While thoughts of Chicago bring to mind its moniker “the Windy City’, on hot summer nights in the early fifties found my sister and I sleeping at the end of our beds close to the window to catch the slightest breeze that rustled the leaves of the Poplar trees outside our second floor apartment window. It seemed it was never windy where we lived on the south side of Chicago.
The summer days were spent playing marbles with our pals in the prairie next door (any empty lot was called a prairie in those days) and going to the Marquette Theater to see 25 cartoons for 25 cents or covering my eyes as I squirmed in my seat watching scary movies like The Maze or It Came From Outer Space. After the show, the curved windows of Cupid’s Candies next to the theater beckoned me. I would reward my bravery of sitting through a movie I barely saw through my fingers with a thick, cold chocolate malt. I never listened to my Mother’s warning and drank the malt far too fast. My forehead would be enveloped in a debilitating cold pain and my stomach would be churning but oh that malt was good. Summer evenings would find my playmates and I sitting on the stoop talking, giggling and sharing as we waited for the sun to set and the street lights to come on. That was the signal it was time to go home.
Our neighborhood in those days was about a two block radius. It consisted of sturdy brick dwellings, stoops, close friends, the National Food Store, Dagge’s Drug Store, the Chinese laundry, the corner bar, the penny candy store, Trost Hobby store, which still exists, and the barber shop where my brother got his first haircut. El Bianco Restaurant was always the place for my parents’ special occasions.
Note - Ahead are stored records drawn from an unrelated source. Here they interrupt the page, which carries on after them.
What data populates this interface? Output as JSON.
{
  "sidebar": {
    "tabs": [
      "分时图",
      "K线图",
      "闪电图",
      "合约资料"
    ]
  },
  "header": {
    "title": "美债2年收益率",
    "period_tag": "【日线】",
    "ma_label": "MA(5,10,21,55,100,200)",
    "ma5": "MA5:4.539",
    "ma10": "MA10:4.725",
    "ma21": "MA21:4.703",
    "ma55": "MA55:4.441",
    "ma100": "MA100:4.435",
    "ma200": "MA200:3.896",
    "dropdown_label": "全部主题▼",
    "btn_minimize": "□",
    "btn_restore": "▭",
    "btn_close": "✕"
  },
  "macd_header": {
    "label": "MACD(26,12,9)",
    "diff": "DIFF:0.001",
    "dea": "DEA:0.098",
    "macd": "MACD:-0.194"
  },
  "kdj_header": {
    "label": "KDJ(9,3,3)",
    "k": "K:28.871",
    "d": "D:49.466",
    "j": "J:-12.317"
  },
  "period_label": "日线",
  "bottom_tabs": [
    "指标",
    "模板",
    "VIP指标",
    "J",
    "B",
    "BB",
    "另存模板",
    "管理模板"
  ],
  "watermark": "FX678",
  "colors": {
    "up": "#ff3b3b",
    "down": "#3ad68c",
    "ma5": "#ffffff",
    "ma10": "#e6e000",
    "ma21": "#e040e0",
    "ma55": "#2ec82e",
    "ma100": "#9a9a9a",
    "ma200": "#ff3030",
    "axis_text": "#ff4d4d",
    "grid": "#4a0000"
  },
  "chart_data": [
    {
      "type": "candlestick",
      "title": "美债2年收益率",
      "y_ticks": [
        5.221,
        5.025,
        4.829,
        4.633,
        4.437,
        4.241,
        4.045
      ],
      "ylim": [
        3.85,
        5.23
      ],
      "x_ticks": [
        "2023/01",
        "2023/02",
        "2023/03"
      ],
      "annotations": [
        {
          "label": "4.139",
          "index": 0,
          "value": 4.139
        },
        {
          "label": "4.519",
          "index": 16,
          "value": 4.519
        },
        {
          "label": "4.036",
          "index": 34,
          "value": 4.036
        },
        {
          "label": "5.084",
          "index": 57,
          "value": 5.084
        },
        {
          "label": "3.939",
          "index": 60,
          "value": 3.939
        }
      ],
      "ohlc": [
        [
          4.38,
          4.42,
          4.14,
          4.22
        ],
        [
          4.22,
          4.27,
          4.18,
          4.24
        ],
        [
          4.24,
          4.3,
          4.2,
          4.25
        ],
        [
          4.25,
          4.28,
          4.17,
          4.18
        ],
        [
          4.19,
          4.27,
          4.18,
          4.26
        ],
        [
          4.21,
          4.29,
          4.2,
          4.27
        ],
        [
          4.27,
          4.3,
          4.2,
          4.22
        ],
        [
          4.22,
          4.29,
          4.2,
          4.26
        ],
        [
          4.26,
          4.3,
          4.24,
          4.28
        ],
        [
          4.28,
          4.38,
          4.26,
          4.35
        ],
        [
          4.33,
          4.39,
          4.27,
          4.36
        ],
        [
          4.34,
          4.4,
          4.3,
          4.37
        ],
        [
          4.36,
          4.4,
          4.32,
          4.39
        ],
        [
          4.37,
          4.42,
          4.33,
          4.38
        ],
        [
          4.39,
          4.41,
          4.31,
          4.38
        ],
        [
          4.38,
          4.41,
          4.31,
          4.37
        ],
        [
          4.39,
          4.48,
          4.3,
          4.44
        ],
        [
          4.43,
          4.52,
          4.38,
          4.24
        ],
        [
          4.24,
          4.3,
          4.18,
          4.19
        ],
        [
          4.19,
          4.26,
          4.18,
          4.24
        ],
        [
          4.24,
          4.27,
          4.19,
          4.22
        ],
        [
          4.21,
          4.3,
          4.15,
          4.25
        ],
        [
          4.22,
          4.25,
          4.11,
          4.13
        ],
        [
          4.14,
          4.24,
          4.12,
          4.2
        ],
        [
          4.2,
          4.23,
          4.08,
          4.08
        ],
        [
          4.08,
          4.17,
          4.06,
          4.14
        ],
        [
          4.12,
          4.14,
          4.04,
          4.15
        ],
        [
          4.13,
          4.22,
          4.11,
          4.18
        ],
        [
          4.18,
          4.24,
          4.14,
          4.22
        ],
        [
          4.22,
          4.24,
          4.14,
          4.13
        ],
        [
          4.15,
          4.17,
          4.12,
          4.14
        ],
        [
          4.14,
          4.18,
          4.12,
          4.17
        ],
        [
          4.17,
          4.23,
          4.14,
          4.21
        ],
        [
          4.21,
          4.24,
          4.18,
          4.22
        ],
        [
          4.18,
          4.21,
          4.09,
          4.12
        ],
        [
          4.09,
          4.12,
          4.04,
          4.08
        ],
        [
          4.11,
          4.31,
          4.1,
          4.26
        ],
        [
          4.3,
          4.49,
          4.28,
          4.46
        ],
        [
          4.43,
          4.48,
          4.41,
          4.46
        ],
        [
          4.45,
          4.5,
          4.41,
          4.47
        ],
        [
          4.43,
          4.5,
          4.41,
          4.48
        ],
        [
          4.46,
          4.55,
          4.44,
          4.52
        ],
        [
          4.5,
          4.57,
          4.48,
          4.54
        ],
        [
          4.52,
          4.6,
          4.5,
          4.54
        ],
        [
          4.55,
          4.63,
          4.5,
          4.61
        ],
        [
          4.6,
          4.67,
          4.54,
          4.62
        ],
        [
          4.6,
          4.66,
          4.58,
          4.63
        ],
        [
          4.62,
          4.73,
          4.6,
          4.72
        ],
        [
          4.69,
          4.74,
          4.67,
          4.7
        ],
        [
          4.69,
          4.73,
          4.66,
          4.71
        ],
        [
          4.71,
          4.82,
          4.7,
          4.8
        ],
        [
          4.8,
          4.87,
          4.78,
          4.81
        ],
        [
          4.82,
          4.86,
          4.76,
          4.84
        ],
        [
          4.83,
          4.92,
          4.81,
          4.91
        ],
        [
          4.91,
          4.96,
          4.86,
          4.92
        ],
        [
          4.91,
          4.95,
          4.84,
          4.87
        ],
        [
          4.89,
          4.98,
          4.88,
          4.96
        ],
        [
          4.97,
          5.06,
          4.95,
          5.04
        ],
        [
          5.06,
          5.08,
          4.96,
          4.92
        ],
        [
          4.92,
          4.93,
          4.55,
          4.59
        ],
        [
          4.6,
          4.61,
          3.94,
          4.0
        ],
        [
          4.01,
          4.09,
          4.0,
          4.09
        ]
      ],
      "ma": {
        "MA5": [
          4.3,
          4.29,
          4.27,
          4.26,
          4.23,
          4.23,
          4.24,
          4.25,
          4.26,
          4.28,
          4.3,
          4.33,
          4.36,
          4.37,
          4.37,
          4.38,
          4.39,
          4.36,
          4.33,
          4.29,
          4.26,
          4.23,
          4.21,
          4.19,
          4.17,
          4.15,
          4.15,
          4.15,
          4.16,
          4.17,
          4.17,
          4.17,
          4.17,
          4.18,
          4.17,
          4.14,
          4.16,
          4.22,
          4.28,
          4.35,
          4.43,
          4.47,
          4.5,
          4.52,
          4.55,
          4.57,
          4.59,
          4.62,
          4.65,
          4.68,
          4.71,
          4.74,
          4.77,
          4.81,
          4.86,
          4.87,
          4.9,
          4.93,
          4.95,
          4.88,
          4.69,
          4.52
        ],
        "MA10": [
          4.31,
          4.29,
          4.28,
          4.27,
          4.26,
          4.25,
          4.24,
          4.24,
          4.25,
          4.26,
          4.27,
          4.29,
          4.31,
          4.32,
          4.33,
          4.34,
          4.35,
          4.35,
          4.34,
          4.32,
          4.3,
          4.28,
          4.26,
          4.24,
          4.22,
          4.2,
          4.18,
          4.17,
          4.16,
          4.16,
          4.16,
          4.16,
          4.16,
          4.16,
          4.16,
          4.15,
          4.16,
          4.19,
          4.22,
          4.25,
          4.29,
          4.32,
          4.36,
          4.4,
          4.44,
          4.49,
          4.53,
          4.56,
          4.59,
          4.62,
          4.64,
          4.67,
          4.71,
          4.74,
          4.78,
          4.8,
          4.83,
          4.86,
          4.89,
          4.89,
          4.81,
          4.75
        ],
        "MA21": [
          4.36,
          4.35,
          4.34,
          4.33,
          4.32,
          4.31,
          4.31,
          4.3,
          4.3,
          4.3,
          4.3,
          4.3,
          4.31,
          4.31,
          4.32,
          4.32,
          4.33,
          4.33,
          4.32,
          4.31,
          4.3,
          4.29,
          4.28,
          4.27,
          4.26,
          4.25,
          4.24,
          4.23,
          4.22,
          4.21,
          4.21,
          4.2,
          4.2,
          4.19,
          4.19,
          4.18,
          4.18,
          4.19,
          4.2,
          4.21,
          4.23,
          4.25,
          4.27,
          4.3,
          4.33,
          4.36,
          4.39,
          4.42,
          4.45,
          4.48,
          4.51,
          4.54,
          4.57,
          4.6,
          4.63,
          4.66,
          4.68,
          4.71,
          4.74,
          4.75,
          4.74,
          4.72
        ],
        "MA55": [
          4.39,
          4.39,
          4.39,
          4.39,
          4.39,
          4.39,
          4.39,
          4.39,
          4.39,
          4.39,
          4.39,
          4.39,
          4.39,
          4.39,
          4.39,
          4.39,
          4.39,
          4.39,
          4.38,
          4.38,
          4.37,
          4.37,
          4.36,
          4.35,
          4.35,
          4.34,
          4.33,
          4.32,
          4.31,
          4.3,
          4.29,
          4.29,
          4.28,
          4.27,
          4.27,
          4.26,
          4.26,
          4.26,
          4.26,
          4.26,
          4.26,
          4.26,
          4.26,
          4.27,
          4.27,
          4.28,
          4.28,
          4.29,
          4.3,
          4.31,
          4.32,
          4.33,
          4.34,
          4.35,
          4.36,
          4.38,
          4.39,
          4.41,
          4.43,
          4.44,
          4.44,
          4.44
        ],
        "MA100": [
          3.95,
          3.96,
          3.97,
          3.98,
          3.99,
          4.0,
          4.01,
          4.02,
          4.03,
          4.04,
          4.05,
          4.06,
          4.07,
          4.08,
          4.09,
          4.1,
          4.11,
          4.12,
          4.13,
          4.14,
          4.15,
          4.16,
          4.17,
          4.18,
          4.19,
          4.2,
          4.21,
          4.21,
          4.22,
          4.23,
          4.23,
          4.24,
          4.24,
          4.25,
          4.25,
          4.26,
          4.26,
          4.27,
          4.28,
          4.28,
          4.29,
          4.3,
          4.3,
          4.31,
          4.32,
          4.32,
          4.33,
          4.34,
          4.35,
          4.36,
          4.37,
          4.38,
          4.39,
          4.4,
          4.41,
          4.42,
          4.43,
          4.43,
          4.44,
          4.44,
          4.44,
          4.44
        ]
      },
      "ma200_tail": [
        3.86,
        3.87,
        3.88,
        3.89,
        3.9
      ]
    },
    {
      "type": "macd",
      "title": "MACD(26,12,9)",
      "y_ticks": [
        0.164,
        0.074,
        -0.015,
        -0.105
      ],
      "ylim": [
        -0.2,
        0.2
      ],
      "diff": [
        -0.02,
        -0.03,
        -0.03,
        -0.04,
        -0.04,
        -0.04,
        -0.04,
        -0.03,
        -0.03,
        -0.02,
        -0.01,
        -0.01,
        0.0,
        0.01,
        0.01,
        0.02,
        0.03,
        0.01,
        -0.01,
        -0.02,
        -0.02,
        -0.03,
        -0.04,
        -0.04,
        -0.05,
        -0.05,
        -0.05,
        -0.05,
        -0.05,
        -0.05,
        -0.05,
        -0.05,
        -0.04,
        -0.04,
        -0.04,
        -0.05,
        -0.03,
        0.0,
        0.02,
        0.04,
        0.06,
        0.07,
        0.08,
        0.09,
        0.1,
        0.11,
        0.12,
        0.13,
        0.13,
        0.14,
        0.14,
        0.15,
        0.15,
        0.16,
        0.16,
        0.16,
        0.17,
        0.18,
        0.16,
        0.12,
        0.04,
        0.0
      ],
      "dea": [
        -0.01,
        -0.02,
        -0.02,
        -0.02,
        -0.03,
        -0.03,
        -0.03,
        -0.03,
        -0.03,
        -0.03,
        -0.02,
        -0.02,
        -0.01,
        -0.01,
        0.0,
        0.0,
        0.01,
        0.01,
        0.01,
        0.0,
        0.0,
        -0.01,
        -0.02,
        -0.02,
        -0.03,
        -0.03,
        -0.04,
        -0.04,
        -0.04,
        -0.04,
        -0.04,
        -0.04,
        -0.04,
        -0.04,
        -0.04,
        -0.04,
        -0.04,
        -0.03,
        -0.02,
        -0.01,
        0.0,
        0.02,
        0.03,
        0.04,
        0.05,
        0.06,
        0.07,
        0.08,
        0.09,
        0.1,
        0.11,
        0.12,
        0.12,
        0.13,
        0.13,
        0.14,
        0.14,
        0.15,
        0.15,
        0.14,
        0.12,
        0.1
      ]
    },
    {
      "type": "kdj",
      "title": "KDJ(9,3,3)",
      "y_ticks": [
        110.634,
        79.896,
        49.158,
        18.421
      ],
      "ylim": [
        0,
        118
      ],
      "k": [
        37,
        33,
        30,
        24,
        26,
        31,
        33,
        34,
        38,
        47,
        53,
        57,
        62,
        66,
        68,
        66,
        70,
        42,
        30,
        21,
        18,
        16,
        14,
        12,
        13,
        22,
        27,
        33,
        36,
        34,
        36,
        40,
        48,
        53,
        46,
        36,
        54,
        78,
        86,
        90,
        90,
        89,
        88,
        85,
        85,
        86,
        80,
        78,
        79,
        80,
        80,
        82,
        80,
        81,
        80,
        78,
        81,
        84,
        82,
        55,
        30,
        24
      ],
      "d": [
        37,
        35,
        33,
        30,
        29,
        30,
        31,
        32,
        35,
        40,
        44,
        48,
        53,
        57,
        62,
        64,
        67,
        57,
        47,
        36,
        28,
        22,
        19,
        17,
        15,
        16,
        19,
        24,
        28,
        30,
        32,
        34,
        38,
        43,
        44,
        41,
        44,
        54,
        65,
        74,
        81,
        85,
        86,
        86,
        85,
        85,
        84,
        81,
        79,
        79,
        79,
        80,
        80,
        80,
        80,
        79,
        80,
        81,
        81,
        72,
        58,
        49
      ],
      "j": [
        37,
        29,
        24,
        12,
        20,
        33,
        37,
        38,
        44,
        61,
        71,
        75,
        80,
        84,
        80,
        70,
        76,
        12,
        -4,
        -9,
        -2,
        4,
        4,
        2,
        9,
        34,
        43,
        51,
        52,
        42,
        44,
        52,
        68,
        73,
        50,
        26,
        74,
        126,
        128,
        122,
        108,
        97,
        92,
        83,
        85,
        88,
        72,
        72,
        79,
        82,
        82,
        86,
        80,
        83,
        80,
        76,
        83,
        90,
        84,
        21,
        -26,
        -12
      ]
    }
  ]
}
Frank Sinatra, Dwight Eisenhower and Harry Truman thought it was a pretty special place, too as they regularly dined there when in Chicago.